Sandwich Generation

So who are the Sandwich Generation?

They are employees and workers who are ‘sandwiched’ between caring for ageing parents and their own children. Carol Abaya, a recognised expert on eldercare, coined the term ‘Sandwich Generation‘ ten years ago and has since added a further category, ‘Club Sandwich’, referring to those who care for ageing parents, grandparents and their own young children, or those who care for ageing parents, adult children and grandchildren!

I thought it would be appropriate to write a blog about this growing group of employees and workers during Carers Week (Carers Week is an annual campaign to raise not only awareness of carers in the community, but highlight some of the challenges they face and the important contribution they make to their communities and the wider society we all live in).

Why do employers need to know about the Sandwich Generation?

According to statistics from Carers UK, one in nine employees now care for someone who is older, disabled or seriously ill and around 3 million people combine paid work with some form of caring responsibilities, with the number of carers in the UK set to rise by 40% in 20 years.
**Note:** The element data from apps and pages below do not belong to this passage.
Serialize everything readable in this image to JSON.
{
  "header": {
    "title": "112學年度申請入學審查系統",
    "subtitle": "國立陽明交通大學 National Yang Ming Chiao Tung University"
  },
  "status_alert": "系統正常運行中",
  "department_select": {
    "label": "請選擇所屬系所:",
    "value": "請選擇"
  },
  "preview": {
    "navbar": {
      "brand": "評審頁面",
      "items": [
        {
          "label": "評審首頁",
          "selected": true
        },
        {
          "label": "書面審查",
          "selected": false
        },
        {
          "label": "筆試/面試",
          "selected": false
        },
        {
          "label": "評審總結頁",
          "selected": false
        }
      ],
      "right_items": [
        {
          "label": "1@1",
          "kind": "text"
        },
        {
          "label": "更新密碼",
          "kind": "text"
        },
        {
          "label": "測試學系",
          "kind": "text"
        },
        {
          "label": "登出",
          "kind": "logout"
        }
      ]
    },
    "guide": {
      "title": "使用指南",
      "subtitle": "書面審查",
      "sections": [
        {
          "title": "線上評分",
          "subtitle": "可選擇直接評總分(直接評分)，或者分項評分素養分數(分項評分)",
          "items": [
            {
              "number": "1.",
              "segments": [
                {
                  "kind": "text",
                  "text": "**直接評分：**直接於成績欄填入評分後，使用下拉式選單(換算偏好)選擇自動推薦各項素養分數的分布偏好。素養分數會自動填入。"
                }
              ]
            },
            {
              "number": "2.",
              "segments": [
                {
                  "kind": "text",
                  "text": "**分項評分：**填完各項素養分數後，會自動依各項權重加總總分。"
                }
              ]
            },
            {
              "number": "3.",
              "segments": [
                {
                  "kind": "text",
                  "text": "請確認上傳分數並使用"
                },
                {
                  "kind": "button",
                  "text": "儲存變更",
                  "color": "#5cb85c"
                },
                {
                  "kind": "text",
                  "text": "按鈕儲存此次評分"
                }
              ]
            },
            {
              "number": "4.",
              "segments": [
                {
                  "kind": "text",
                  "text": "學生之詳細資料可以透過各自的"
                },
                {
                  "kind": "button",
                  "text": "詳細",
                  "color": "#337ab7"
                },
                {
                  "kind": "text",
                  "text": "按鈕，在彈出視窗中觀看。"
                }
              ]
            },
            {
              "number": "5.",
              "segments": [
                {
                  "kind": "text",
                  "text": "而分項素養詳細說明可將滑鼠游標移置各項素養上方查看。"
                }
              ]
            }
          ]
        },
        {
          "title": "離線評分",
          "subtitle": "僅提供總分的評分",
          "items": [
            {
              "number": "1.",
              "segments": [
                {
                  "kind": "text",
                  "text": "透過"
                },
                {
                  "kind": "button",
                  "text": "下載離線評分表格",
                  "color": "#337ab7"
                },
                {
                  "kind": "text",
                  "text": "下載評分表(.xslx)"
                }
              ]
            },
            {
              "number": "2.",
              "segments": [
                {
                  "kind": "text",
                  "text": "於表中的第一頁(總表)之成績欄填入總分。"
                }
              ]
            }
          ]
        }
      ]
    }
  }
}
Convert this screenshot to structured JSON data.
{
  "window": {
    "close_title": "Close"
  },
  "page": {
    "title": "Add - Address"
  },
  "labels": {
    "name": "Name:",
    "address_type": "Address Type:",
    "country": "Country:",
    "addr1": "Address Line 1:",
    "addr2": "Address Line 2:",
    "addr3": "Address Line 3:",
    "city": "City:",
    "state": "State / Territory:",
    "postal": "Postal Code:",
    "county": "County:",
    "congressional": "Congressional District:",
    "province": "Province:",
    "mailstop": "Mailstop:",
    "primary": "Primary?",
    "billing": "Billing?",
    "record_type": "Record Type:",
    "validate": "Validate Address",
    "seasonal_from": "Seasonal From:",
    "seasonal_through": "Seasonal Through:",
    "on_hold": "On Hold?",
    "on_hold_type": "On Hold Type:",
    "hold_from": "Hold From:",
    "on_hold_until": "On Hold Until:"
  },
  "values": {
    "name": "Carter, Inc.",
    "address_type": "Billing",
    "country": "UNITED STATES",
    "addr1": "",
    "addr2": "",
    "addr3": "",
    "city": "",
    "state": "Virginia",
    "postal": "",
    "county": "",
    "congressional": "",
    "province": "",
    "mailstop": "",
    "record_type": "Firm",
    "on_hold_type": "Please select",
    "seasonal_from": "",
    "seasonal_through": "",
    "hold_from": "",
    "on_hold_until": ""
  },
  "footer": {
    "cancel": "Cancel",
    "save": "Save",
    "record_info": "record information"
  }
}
Over 1 million people in the UK are thought to fit the category of The Sandwich Generation and this figure is only going to increase year on year, as people start their families later, live longer, stay working longer and have reduced options to access or purchase quality care outside the family or home.

Although most employers are probably aware of their employee’s childcare responsibilities, it appears that people are less comfortable disclosing their other caring roles. These ‘secret carers’ juggle a myriad of different tasks and responsibilities inside and outside work, but often receive very little support, making them vulnerable to fatigue, stress and illness.

The impact on businesses can and will be significant. A 2014 CIPD report recorded significant increases in absence levels due to staff struggling to cope with their caring responsibilities outside work, but this was only based on those willing to be open about their domestic situations. The Employers for Carers Forum believes a sixth of working carers will be forced to reduce their hours or give up work altogether, in order to cope with their increasing care responsibilities. Employers need to recognise and support this growing group of workers if they want to avoid it impacting on engagement, retention and productivity levels.

What can employers do to support their Sandwich Generation workers?

Employers need to understand more about this expanding group and the pressures they face both inside and outside work.

Here are a few practical suggestions to help employers support these multi-tasking carers:

  • Build a strong health and wellbeing culture that recognises different ‘caring’ responsibilities
  • Communicate the benefits of flexible working to all employees and managers
  • Look at creative solutions to flexible working, focusing on work output rather than set hours
  • Train managers to have constructive discussions with staff about appropriate support
  • Acknowledge the unpredictability of some caring arrangements, which may require short-notice changes
  • Explore the benefits of an employee assistance programme or healthcare package
  • Provide access and support to financial advice or appropriate counselling services

Workforces are more diverse than ever and proactive employers need to respond to the shifting and evolving needs of their people. If employers don’t make changes to the nature of work and help employees integrate their work and personal lives, they may soon be losing valuable team members.

If you would like to find out more about any of the suggestions mentioned, please give me a call or send me a message.

Tags: , , , , , , , , , , , , , , , , , , , , , , , , ,